Fred is survived by his wife, Mary Julia (Seery) Goetz of Bainbridge Island;  his three children, Jennifer Ann Hayes of Bainbridge Island (Christian), Nathan Frederick Goetz (Enkhee) of Wiesbaden, Germany, and Theresa Marie Nakagawa (Yuki) of Toyokawa, Japan; his grandchildren, who brought him his greatest joy: George Goetz (19), Zakk Goetz (18), Margaret Hayes (17), Liam Hayes (15), Grace Nakagawa (15), Rylan Nakagawa (12), Ronan Hayes (11), and Alex Nakagawa (9); his younger sisters, Patty Boll (Rick), Marine on the St. Croix, MN, Darlene Abt (John), Maui, HI, and Cathy Carlstrom (Dale), Ramsey, MN; and many nieces and nephews. In addition, he is survived by his dog, Lela. Fred was preceded in death by his parents, Lillian and Leonard Goetz, his younger brother, Leonard (Lenny) Goetz, and his dogs, Roxy, Gandalf, and Fletcher. Ultimately, Fred gave and gave until he had nothing left to give. He was truly a kind man, who loved life and was interested in the people of the world. He has left a gaping hole in the lives of the people who knew and loved him.
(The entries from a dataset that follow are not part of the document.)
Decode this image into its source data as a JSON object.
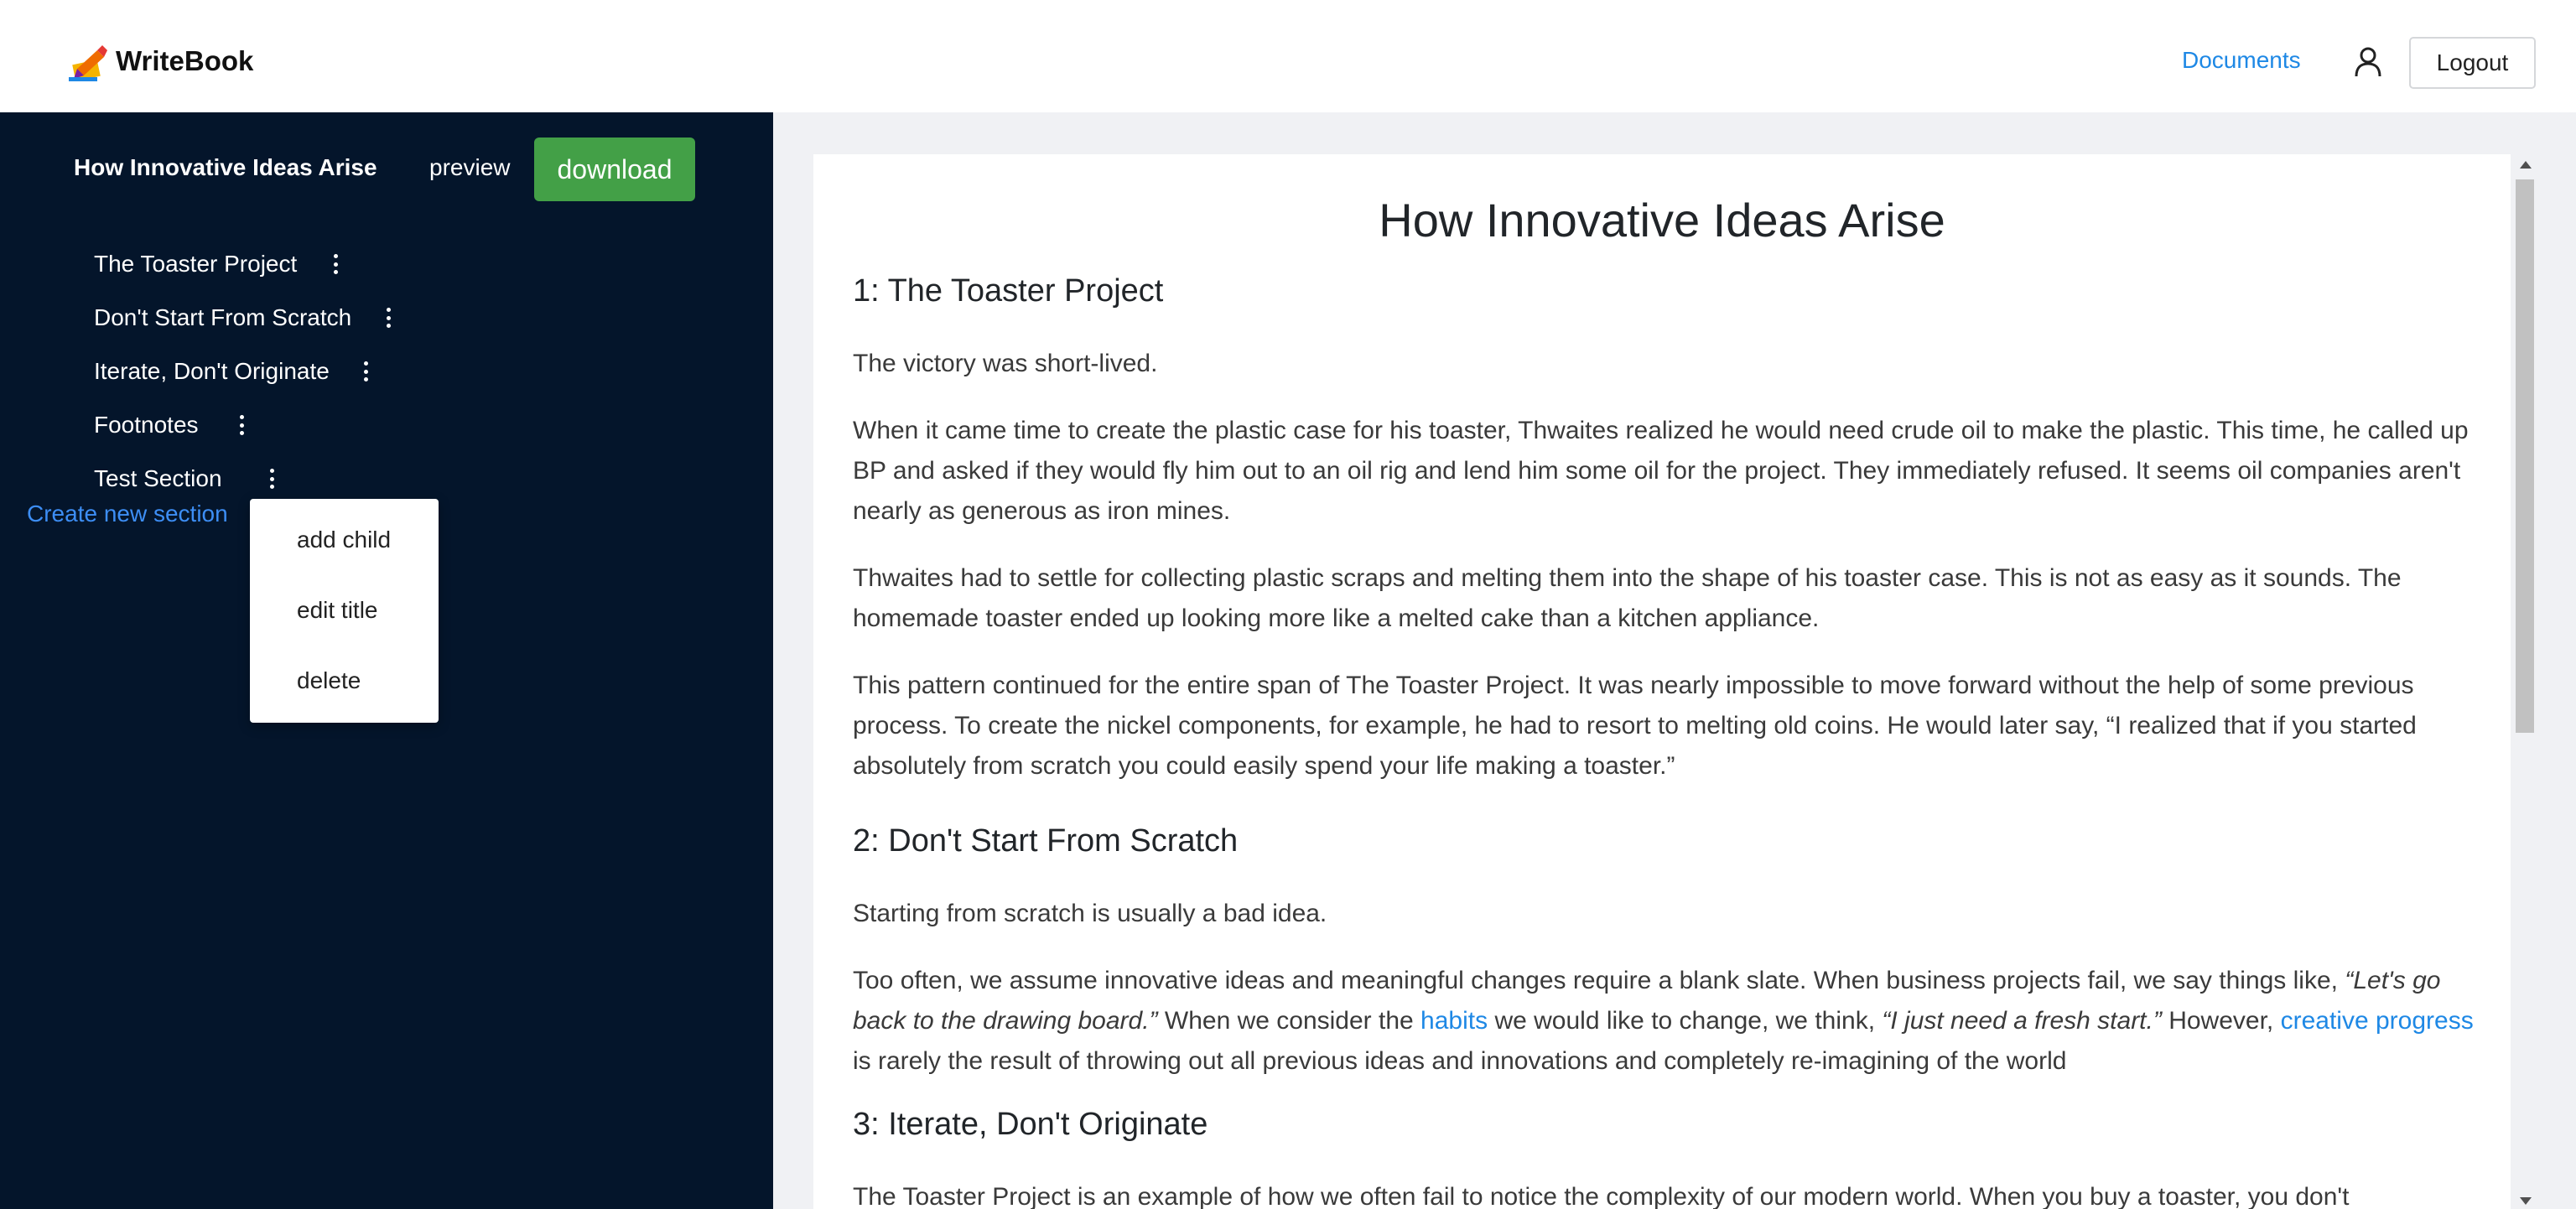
{
  "header": {
    "brand": "WriteBook",
    "nav_documents": "Documents",
    "logout": "Logout"
  },
  "sidebar": {
    "doc_title": "How Innovative Ideas Arise",
    "preview": "preview",
    "download": "download",
    "sections": [
      {
        "label": "The Toaster Project"
      },
      {
        "label": "Don't Start From Scratch"
      },
      {
        "label": "Iterate, Don't Originate"
      },
      {
        "label": "Footnotes"
      },
      {
        "label": "Test Section"
      }
    ],
    "create_new_section": "Create new section"
  },
  "context_menu": {
    "items": [
      "add child",
      "edit title",
      "delete"
    ]
  },
  "content": {
    "title": "How Innovative Ideas Arise",
    "sec1_heading": "1: The Toaster Project",
    "sec1_p1": "The victory was short-lived.",
    "sec1_p2": "When it came time to create the plastic case for his toaster, Thwaites realized he would need crude oil to make the plastic. This time, he called up BP and asked if they would fly him out to an oil rig and lend him some oil for the project. They immediately refused. It seems oil companies aren't nearly as generous as iron mines.",
    "sec1_p3": "Thwaites had to settle for collecting plastic scraps and melting them into the shape of his toaster case. This is not as easy as it sounds. The homemade toaster ended up looking more like a melted cake than a kitchen appliance.",
    "sec1_p4": "This pattern continued for the entire span of The Toaster Project. It was nearly impossible to move forward without the help of some previous process. To create the nickel components, for example, he had to resort to melting old coins. He would later say, “I realized that if you started absolutely from scratch you could easily spend your life making a toaster.”",
    "sec2_heading": "2: Don't Start From Scratch",
    "sec2_p1": "Starting from scratch is usually a bad idea.",
    "sec2_p2": {
      "a": "Too often, we assume innovative ideas and meaningful changes require a blank slate. When business projects fail, we say things like, ",
      "b": "“Let's go back to the drawing board.”",
      "c": " When we consider the ",
      "d": "habits",
      "e": " we would like to change, we think, ",
      "f": "“I just need a fresh start.”",
      "g": " However, ",
      "h": "creative progress",
      "i": " is rarely the result of throwing out all previous ideas and innovations and completely re-imagining of the world"
    },
    "sec3_heading": "3: Iterate, Don't Originate",
    "sec3_p1": "The Toaster Project is an example of how we often fail to notice the complexity of our modern world. When you buy a toaster, you don't"
  },
  "colors": {
    "sidebar_bg": "#04152b",
    "accent_green": "#43a047",
    "link_blue": "#1e88e5"
  }
}
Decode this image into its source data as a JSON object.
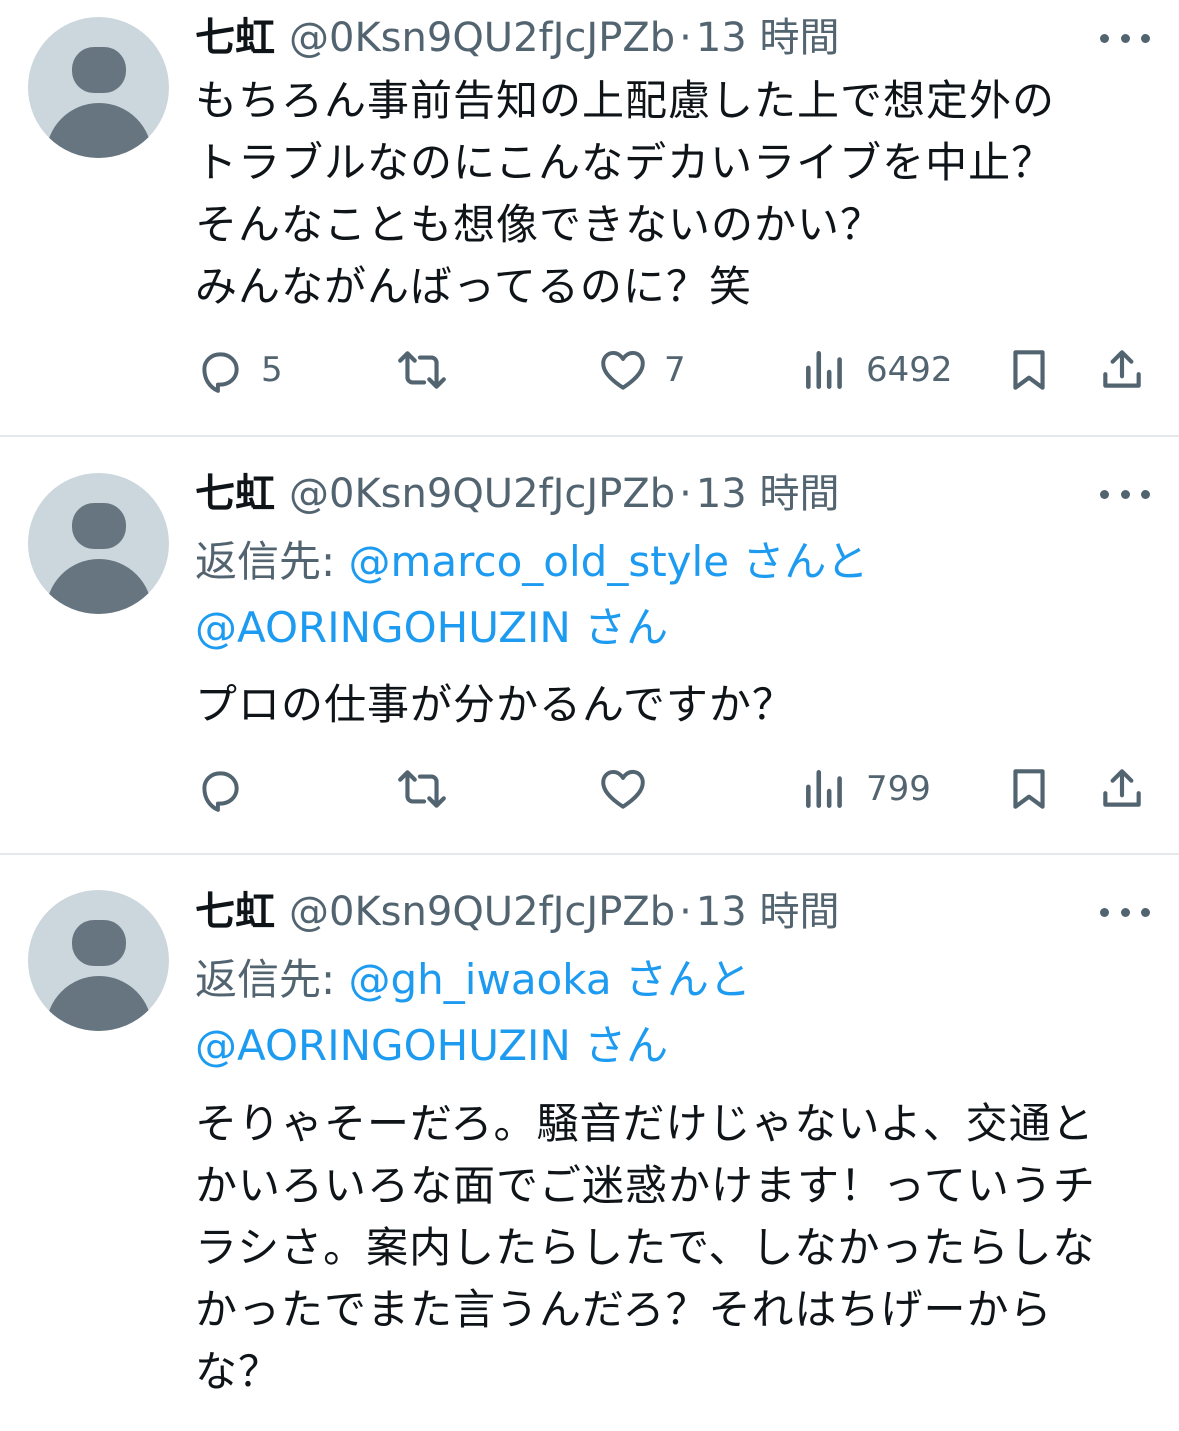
{
  "tweets": [
    {
      "name": "七虹",
      "handle": "@0Ksn9QU2fJcJPZb",
      "separator": "·",
      "time": "13 時間",
      "body": "もちろん事前告知の上配慮した上で想定外の\nトラブルなのにこんなデカいライブを中止？\nそんなことも想像できないのかい？\nみんながんばってるのに？笑",
      "reply_count": "5",
      "like_count": "7",
      "view_count": "6492"
    },
    {
      "name": "七虹",
      "handle": "@0Ksn9QU2fJcJPZb",
      "separator": "·",
      "time": "13 時間",
      "reply_prefix": "返信先: ",
      "reply_user1": "@marco_old_style さんと",
      "reply_user2": "@AORINGOHUZIN さん",
      "body": "プロの仕事が分かるんですか？",
      "view_count": "799"
    },
    {
      "name": "七虹",
      "handle": "@0Ksn9QU2fJcJPZb",
      "separator": "·",
      "time": "13 時間",
      "reply_prefix": "返信先: ",
      "reply_user1": "@gh_iwaoka さんと",
      "reply_user2": "@AORINGOHUZIN さん",
      "body": "そりゃそーだろ。騒音だけじゃないよ、交通と\nかいろいろな面でご迷惑かけます！っていうチ\nラシさ。案内したらしたで、しなかったらしな\nかったでまた言うんだろ？それはちげーから\nな？"
    }
  ],
  "icons": {
    "reply": "reply-icon",
    "retweet": "retweet-icon",
    "like": "heart-icon",
    "views": "views-icon",
    "bookmark": "bookmark-icon",
    "share": "share-icon",
    "more": "more-icon"
  },
  "colors": {
    "text": "#0f1419",
    "secondary": "#536471",
    "link": "#1d9bf0",
    "avatar_bg": "#ccd6dd",
    "avatar_fg": "#66757f"
  }
}
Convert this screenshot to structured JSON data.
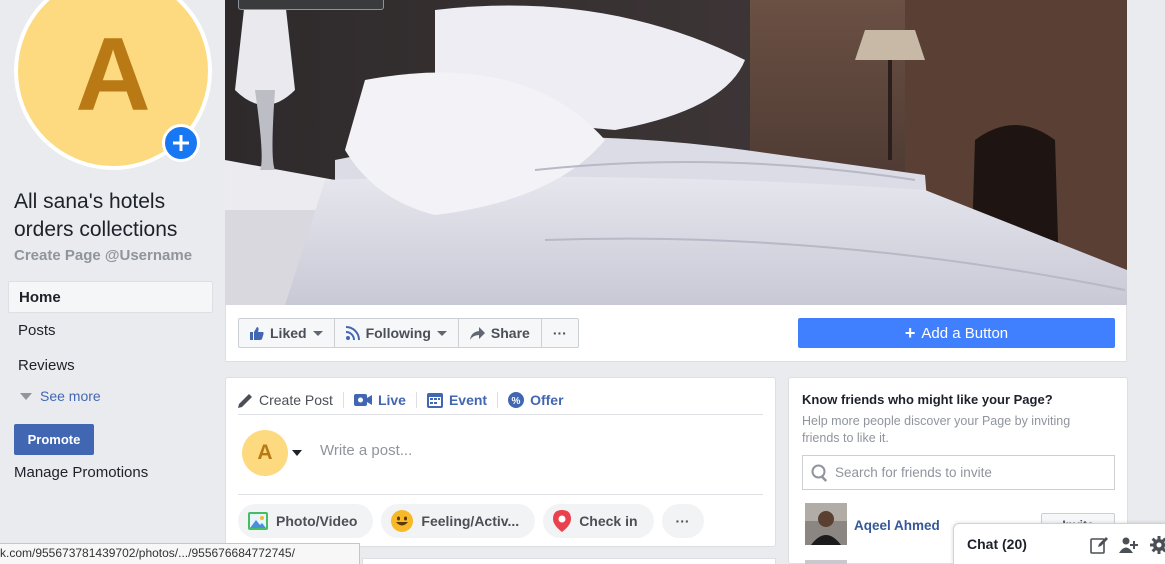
{
  "page": {
    "avatar_letter": "A",
    "name": "All sana's hotels orders collections",
    "username": "Create Page @Username"
  },
  "left_nav": {
    "items": [
      {
        "label": "Home",
        "active": true
      },
      {
        "label": "Posts"
      },
      {
        "label": "Reviews"
      }
    ],
    "see_more": "See more",
    "promote": "Promote",
    "manage_promotions": "Manage Promotions"
  },
  "action_bar": {
    "liked": "Liked",
    "following": "Following",
    "share": "Share",
    "more": "···",
    "add_button": "Add a Button"
  },
  "composer": {
    "tabs": [
      "Create Post",
      "Live",
      "Event",
      "Offer"
    ],
    "avatar_letter": "A",
    "placeholder": "Write a post...",
    "actions": [
      "Photo/Video",
      "Feeling/Activ...",
      "Check in"
    ],
    "more": "···"
  },
  "invite": {
    "title": "Know friends who might like your Page?",
    "description": "Help more people discover your Page by inviting friends to like it.",
    "search_placeholder": "Search for friends to invite",
    "friend_name": "Aqeel Ahmed",
    "invite_label": "Invite"
  },
  "chat": {
    "label": "Chat (20)"
  },
  "status_bar": {
    "url": "k.com/955673781439702/photos/.../955676684772745/"
  },
  "colors": {
    "brand_blue": "#4267b2",
    "add_button_blue": "#4080ff",
    "avatar_bg": "#fdd97f",
    "avatar_letter": "#b97a16"
  }
}
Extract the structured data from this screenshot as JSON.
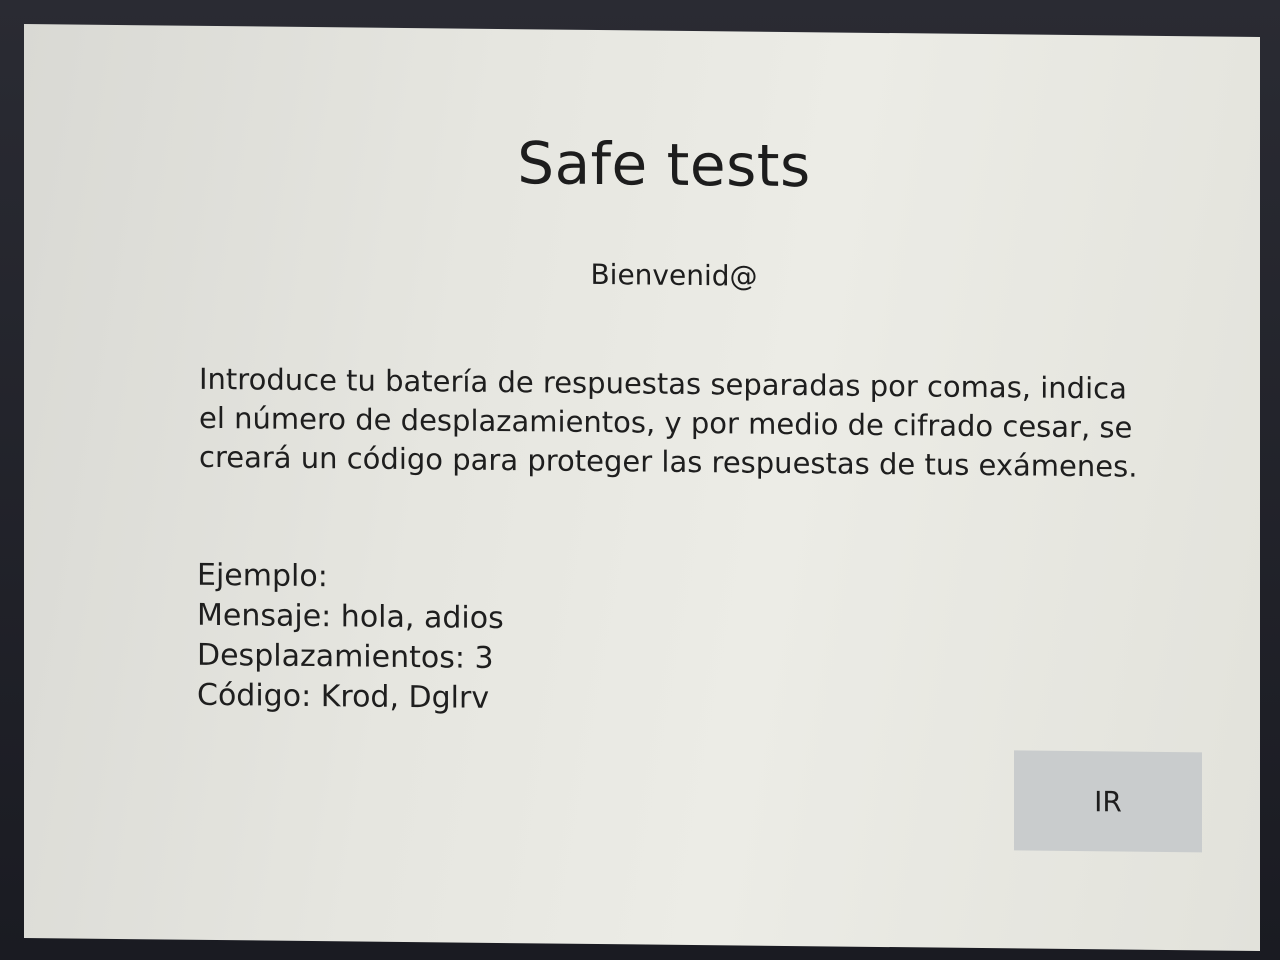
{
  "app": {
    "title": "Safe tests",
    "welcome": "Bienvenid@"
  },
  "intro": {
    "text": "Introduce tu batería de respuestas separadas por comas, indica el número de desplazamientos, y por medio de cifrado cesar, se creará un código para proteger las respuestas de tus exámenes."
  },
  "example": {
    "heading": "Ejemplo:",
    "message_line": "Mensaje: hola, adios",
    "shifts_line": "Desplazamientos: 3",
    "code_line": "Código: Krod, Dglrv"
  },
  "actions": {
    "go_label": "IR"
  },
  "colors": {
    "screen_background": "#e6e6e0",
    "button_background": "#c9cccd",
    "text": "#1d1d1d"
  }
}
He will be deeply missed.

In lieu of flowers, memorials are preferred to the Flower of Hope Outreach Middle School (http://www.flowerofhopeoutreach.org/take-action), Kitsap Humane Society (https://www.kitsap-humane.org/support-us/), or the Bainbridge Public Library
(https://www.bainbridgepubliclibrary.org/support-bpl.aspx).

Arrangements are entrusted to the Cook Family Funeral Home of Bainbridge Island.

To order memorial trees or send flowers to the family in memory of Frederick Eugene Goetz, please visit our flower store.

Guestbook

Visits: 2

This site is protected by reCAPTCHA and the
Google Privacy Policy and Terms of Service apply.

Service map data © OpenStreetMap contributors

Send Flowers

Send Flowers

Plant A Tree

Plant A Tree